Although Sarajevo’s valley was inhabited since ancient time, the city itself was founded by the Ottoman Empire in 1450 upon its conquest of the region. The first ottoman governor transformed the cluster of villages into a city by building key structures including a mosque, a public bath and a castle, called “Saray”, which gave the city its present name. Since then, the city grew exponentially until becoming the biggest and the most important settlement of he Ottoman Empire after Istanbul. In 1878 the city fell under the control of the Austria-Hungary empire, which introduced technological developments, such as one of the first tramways in Europe, and enormously developed Sarajevo. On the 28th of June 1914, in the event that triggered World War I, the Archduke Franz Ferdinand and his wife Sophie were assassinated in the Bosnian capital but the city largely escaped damages and destructions of the following years and, after the war, Sarajevo was included in the Kingdom of Yugoslavia as a capital of Drina province. During the World War II the Kingdom of Yugoslavia was overrun by German and Italian forces and Sarajevo was heavily bombed by Allies from 1943 to 1944. After the war, Sarajevo, as the capital of the socialist republic of Bosnia and Herzegovina within the socialist federal republic of Yugoslavia, lived one of its most prosperous times and hosted the 1984 Winter Olympics. However, the situation deeply deteriorated during the Bosnian War for independence, when the city lived under siege by the Serbian army for almost 4 years (1992-1996), the longest siege of a capital city in the modern warfare. Today, Sarajevo is a tourist destination where evident signs of war and decaying houses live side by side with modern buildings, creating an almost paradoxical contrast.
We spent three days in Sarajevo and we opted for a day trip to Mostar on the second one. A local friend recommended us what to see and, of course, we decided to follow his indications.
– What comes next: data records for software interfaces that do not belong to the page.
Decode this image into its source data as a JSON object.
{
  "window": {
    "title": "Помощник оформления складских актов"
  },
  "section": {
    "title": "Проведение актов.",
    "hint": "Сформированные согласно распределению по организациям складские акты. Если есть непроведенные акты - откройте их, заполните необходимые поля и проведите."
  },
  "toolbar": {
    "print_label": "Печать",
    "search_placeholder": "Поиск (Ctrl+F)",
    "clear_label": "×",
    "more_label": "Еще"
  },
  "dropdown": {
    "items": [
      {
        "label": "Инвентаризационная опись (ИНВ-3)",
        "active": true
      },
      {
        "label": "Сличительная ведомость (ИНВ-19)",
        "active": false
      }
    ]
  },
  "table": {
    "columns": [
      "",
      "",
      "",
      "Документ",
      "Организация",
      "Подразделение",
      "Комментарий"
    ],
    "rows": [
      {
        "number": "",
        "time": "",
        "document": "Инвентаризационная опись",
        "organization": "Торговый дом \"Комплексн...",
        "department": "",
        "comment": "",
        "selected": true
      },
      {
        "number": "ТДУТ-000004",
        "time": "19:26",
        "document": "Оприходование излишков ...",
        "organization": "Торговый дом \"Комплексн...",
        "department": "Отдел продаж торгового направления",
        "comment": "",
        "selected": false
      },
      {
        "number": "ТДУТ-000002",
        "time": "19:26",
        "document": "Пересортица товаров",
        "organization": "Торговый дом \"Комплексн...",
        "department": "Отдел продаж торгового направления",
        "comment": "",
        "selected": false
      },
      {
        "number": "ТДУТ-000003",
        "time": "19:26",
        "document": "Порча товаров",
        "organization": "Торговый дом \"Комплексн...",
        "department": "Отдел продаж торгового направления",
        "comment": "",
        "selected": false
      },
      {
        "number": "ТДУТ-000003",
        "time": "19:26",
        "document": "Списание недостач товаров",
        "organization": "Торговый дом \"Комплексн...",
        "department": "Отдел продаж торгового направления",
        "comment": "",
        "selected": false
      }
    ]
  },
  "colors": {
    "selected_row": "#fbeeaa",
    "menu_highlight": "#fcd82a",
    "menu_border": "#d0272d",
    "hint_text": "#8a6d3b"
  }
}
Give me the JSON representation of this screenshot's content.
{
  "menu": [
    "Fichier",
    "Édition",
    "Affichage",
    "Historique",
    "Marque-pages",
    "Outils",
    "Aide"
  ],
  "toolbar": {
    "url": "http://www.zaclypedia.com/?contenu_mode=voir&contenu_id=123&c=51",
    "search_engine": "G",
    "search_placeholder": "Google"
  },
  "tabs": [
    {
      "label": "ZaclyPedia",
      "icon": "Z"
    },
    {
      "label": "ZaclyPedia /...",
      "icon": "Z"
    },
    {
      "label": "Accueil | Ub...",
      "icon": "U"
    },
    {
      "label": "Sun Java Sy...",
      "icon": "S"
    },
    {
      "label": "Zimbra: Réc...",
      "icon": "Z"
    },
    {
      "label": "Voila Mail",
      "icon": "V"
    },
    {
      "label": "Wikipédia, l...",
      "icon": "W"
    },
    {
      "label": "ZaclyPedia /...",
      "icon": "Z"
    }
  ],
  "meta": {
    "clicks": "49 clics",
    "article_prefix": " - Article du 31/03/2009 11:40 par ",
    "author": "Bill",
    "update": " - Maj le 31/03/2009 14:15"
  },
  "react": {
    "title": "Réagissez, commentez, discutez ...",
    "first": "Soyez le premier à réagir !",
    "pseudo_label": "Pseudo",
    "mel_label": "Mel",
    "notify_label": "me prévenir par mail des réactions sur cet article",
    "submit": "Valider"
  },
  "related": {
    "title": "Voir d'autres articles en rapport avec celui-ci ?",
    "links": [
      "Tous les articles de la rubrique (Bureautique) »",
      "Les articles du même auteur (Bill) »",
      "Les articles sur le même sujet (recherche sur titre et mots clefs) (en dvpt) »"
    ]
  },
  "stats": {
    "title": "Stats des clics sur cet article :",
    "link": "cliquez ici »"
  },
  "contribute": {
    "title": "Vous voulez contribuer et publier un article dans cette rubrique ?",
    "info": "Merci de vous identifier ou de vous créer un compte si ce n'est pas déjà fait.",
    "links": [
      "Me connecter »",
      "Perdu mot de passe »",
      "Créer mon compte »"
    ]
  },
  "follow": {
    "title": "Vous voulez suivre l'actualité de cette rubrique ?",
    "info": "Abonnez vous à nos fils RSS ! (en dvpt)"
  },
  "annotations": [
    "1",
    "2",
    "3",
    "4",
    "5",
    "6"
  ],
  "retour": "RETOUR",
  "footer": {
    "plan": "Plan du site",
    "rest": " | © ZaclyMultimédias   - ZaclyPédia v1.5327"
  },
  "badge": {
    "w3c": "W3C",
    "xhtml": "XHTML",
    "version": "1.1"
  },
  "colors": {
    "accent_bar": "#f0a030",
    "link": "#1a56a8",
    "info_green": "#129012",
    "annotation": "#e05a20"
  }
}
On the very first day, exhausted from the journey from Zagreb, the city welcomed us with a heavy storm that forced us to spend a good hour in the bus station before we could go to the hostel (strongly recommended but not suitable for light sleepers, since there were parties all nights in the pubs right below our windows). After having slept most of the morning, we went first to the cathedral, which we appreciated way more than the one in Zagreb, and then to Galerija 11/7/95. The latter is an impressive museum about the genocide in Srebrenica founded by Tarik Samarah, who is a war photographer who dedicated most of his life to collect evidences about the events of the Bosnian War. Be prepared, it is really shocking and sad but it’s totally recommended!
After the museum, with a deep sense of sadness, we went for some food. We then tried local delicacies, among which baklava, hurmasica and tufahija seem to be the most popular.
The sugary delicacies gave us the energy to walk until the Avaz tower where we went on top and enjoyed the view of the city. At night, we went to ćevabdzinica ferhatovic restaurant, whose owner was apparently a famous Yugoslavian football player, to eat ćevapčići. Well, we liked so much this place that we ended up there the night after as well and we were tempted to go there also on the third night….don’t miss it!
On the second day, early in the morning (there are just two trains either at 7am or 4pm) we went to Mostar. I know, it’s not nice getting up at 6am but the 2 hours journey by train is really nice and the view is spectacular. Mostar is divided between the old town, really pretty and touristic, and the new town, really not touristic and still half destroyed by the Croatian bombs. By mistake, we visited first the new town. It’s not nice but that is the “real” Mostar! There, we also went on top of the minaret of one of the mosques…nice, really nice but are you scared of heights? Then don’t go! After a quick lunch, we came back to Sarajevo by bus where we went to our favourite restaurant and enjoyed a local band playing covers of famous Bosnian songs.
On the third day, laziness took over and we spent most of the morning in bed. After good 10 hours in bed, we went to Tunel spasa, the only way to escape from the city under siege during the Bosnian War.
On the way back, while we were deciding in front of a beer whether to go to Trebević Vidikovac (famous view point of the city) by cable car or not, we met a couple of guys from Florence. Once again laziness took over. We forgot about the panoramic view, we had another beer, we had a good chat and we will see them again in Florence for the historical football (from now on we support the green ones!). After a fake pizza in a local restaurant, we then went back to the hostel since we had to pack our stuff. The day after at 6am, we were going to Belgrade and, possibly, from there to Sofia. A girl in the hostel told us that there is a direct bus from Belgrade to Sofia at 2:30pm. Theoretically, we are meant to be in Belgrade at 1pm but we are in Bosnia, not in Switzerland, timetables are not reliable. Let’s see…